(AIM OF THE TASK):
For each entry below, write an exact copy and leave out the images.

Stored items from a collection:
↓
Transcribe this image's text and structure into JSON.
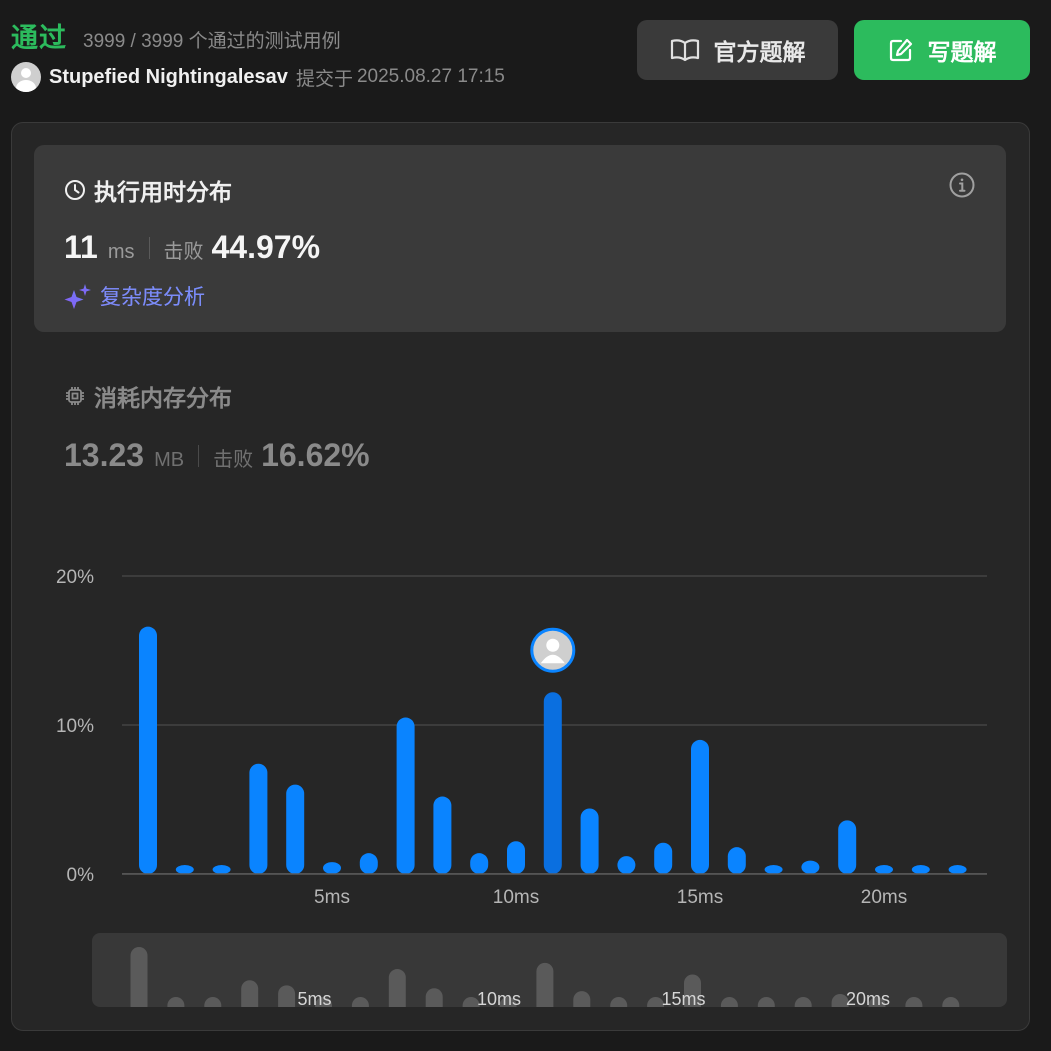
{
  "header": {
    "status": "通过",
    "cases": "3999 / 3999 个通过的测试用例",
    "username": "Stupefied Nightingalesav",
    "submit_prefix": "提交于",
    "submit_time": "2025.08.27 17:15",
    "official_solution_label": "官方题解",
    "write_solution_label": "写题解"
  },
  "runtime": {
    "title": "执行用时分布",
    "value": "11",
    "unit": "ms",
    "beats_label": "击败",
    "beats_value": "44.97%",
    "complexity_label": "复杂度分析"
  },
  "memory": {
    "title": "消耗内存分布",
    "value": "13.23",
    "unit": "MB",
    "beats_label": "击败",
    "beats_value": "16.62%"
  },
  "colors": {
    "accent_green": "#2cbb5d",
    "bar_blue": "#0a84ff",
    "bar_user": "#0a6fe0",
    "mini_bar": "#5a5a5a"
  },
  "chart_data": {
    "type": "bar",
    "x": [
      1,
      2,
      3,
      4,
      5,
      6,
      7,
      8,
      9,
      10,
      11,
      12,
      13,
      14,
      15,
      16,
      17,
      18,
      19,
      20,
      21,
      22,
      23
    ],
    "values": [
      16.6,
      0.6,
      0.6,
      7.4,
      6.0,
      0.8,
      1.4,
      10.5,
      5.2,
      1.4,
      2.2,
      12.2,
      4.4,
      1.2,
      2.1,
      9.0,
      1.8,
      0.6,
      0.9,
      3.6,
      0.6,
      0.6,
      0.6
    ],
    "x_tick_labels": [
      "5ms",
      "10ms",
      "15ms",
      "20ms"
    ],
    "x_tick_values": [
      6,
      11,
      16,
      21
    ],
    "y_tick_labels": [
      "20%",
      "10%",
      "0%"
    ],
    "y_tick_values": [
      20,
      10,
      0
    ],
    "ylim": [
      0,
      20
    ],
    "user_x": 12,
    "grid": true
  }
}
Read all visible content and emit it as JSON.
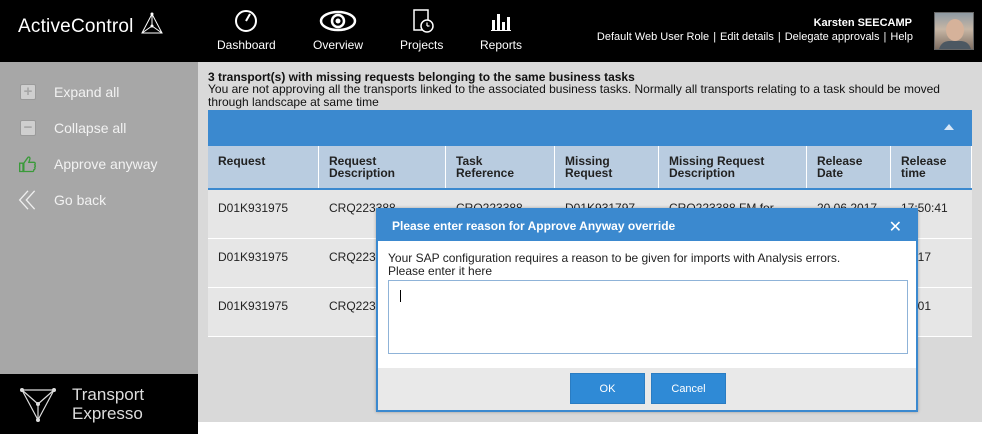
{
  "app": {
    "name": "ActiveControl"
  },
  "nav": [
    {
      "label": "Dashboard",
      "icon": "gauge-icon"
    },
    {
      "label": "Overview",
      "icon": "eye-icon"
    },
    {
      "label": "Projects",
      "icon": "document-clock-icon"
    },
    {
      "label": "Reports",
      "icon": "bar-chart-icon"
    }
  ],
  "user": {
    "name": "Karsten SEECAMP",
    "links": [
      "Default Web User Role",
      "Edit details",
      "Delegate approvals",
      "Help"
    ],
    "separator": "|"
  },
  "sidebar": {
    "items": [
      {
        "label": "Expand all",
        "icon": "plus-square-icon"
      },
      {
        "label": "Collapse all",
        "icon": "minus-square-icon"
      },
      {
        "label": "Approve anyway",
        "icon": "thumbs-up-icon"
      },
      {
        "label": "Go back",
        "icon": "double-chevron-left-icon"
      }
    ],
    "brand": {
      "line1": "Transport",
      "line2": "Expresso"
    }
  },
  "main": {
    "title": "3 transport(s) with missing requests belonging to the same business tasks",
    "description": "You are not approving all the transports linked to the associated business tasks. Normally all transports relating to a task should be moved through landscape at same time",
    "table": {
      "headers": [
        [
          "Request",
          ""
        ],
        [
          "Request",
          "Description"
        ],
        [
          "Task",
          "Reference"
        ],
        [
          "Missing",
          "Request"
        ],
        [
          "Missing Request",
          "Description"
        ],
        [
          "Release",
          "Date"
        ],
        [
          "Release",
          "time"
        ]
      ],
      "rows": [
        [
          "D01K931975",
          "CRQ223388",
          "CRQ223388",
          "D01K931797",
          "CRQ223388 FM for",
          "20.06.2017",
          "17:50:41"
        ],
        [
          "D01K931975",
          "CRQ223",
          "",
          "",
          "",
          "",
          "51:17"
        ],
        [
          "D01K931975",
          "CRQ223",
          "",
          "",
          "",
          "",
          "57:01"
        ]
      ]
    }
  },
  "modal": {
    "title": "Please enter reason for Approve Anyway override",
    "close": "✕",
    "line1": "Your SAP configuration requires a reason to be given for imports with Analysis errors.",
    "line2": "Please enter it here",
    "input_value": "",
    "ok_label": "OK",
    "cancel_label": "Cancel"
  },
  "colors": {
    "accent": "#3b89cf",
    "topbar": "#000000",
    "sidebar": "#a7a7a7"
  }
}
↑
(RESULT OF THIS EXERCISE):
Transcribe this image's text and structure into JSON.
{
  "header": {
    "status": "通过",
    "cases": "3999 / 3999 个通过的测试用例",
    "username": "Stupefied Nightingalesav",
    "submit_prefix": "提交于",
    "submit_time": "2025.08.27 17:15",
    "official_solution_label": "官方题解",
    "write_solution_label": "写题解"
  },
  "runtime": {
    "title": "执行用时分布",
    "value": "11",
    "unit": "ms",
    "beats_label": "击败",
    "beats_value": "44.97%",
    "complexity_label": "复杂度分析"
  },
  "memory": {
    "title": "消耗内存分布",
    "value": "13.23",
    "unit": "MB",
    "beats_label": "击败",
    "beats_value": "16.62%"
  },
  "colors": {
    "accent_green": "#2cbb5d",
    "bar_blue": "#0a84ff",
    "bar_user": "#0a6fe0",
    "mini_bar": "#5a5a5a"
  },
  "chart_data": {
    "type": "bar",
    "x": [
      1,
      2,
      3,
      4,
      5,
      6,
      7,
      8,
      9,
      10,
      11,
      12,
      13,
      14,
      15,
      16,
      17,
      18,
      19,
      20,
      21,
      22,
      23
    ],
    "values": [
      16.6,
      0.6,
      0.6,
      7.4,
      6.0,
      0.8,
      1.4,
      10.5,
      5.2,
      1.4,
      2.2,
      12.2,
      4.4,
      1.2,
      2.1,
      9.0,
      1.8,
      0.6,
      0.9,
      3.6,
      0.6,
      0.6,
      0.6
    ],
    "x_tick_labels": [
      "5ms",
      "10ms",
      "15ms",
      "20ms"
    ],
    "x_tick_values": [
      6,
      11,
      16,
      21
    ],
    "y_tick_labels": [
      "20%",
      "10%",
      "0%"
    ],
    "y_tick_values": [
      20,
      10,
      0
    ],
    "ylim": [
      0,
      20
    ],
    "user_x": 12,
    "grid": true
  }
}
Read all visible content and emit it as JSON.
{
  "app": {
    "name": "ActiveControl"
  },
  "nav": [
    {
      "label": "Dashboard",
      "icon": "gauge-icon"
    },
    {
      "label": "Overview",
      "icon": "eye-icon"
    },
    {
      "label": "Projects",
      "icon": "document-clock-icon"
    },
    {
      "label": "Reports",
      "icon": "bar-chart-icon"
    }
  ],
  "user": {
    "name": "Karsten SEECAMP",
    "links": [
      "Default Web User Role",
      "Edit details",
      "Delegate approvals",
      "Help"
    ],
    "separator": "|"
  },
  "sidebar": {
    "items": [
      {
        "label": "Expand all",
        "icon": "plus-square-icon"
      },
      {
        "label": "Collapse all",
        "icon": "minus-square-icon"
      },
      {
        "label": "Approve anyway",
        "icon": "thumbs-up-icon"
      },
      {
        "label": "Go back",
        "icon": "double-chevron-left-icon"
      }
    ],
    "brand": {
      "line1": "Transport",
      "line2": "Expresso"
    }
  },
  "main": {
    "title": "3 transport(s) with missing requests belonging to the same business tasks",
    "description": "You are not approving all the transports linked to the associated business tasks. Normally all transports relating to a task should be moved through landscape at same time",
    "table": {
      "headers": [
        [
          "Request",
          ""
        ],
        [
          "Request",
          "Description"
        ],
        [
          "Task",
          "Reference"
        ],
        [
          "Missing",
          "Request"
        ],
        [
          "Missing Request",
          "Description"
        ],
        [
          "Release",
          "Date"
        ],
        [
          "Release",
          "time"
        ]
      ],
      "rows": [
        [
          "D01K931975",
          "CRQ223388",
          "CRQ223388",
          "D01K931797",
          "CRQ223388 FM for",
          "20.06.2017",
          "17:50:41"
        ],
        [
          "D01K931975",
          "CRQ223",
          "",
          "",
          "",
          "",
          "51:17"
        ],
        [
          "D01K931975",
          "CRQ223",
          "",
          "",
          "",
          "",
          "57:01"
        ]
      ]
    }
  },
  "modal": {
    "title": "Please enter reason for Approve Anyway override",
    "close": "✕",
    "line1": "Your SAP configuration requires a reason to be given for imports with Analysis errors.",
    "line2": "Please enter it here",
    "input_value": "",
    "ok_label": "OK",
    "cancel_label": "Cancel"
  },
  "colors": {
    "accent": "#3b89cf",
    "topbar": "#000000",
    "sidebar": "#a7a7a7"
  }
}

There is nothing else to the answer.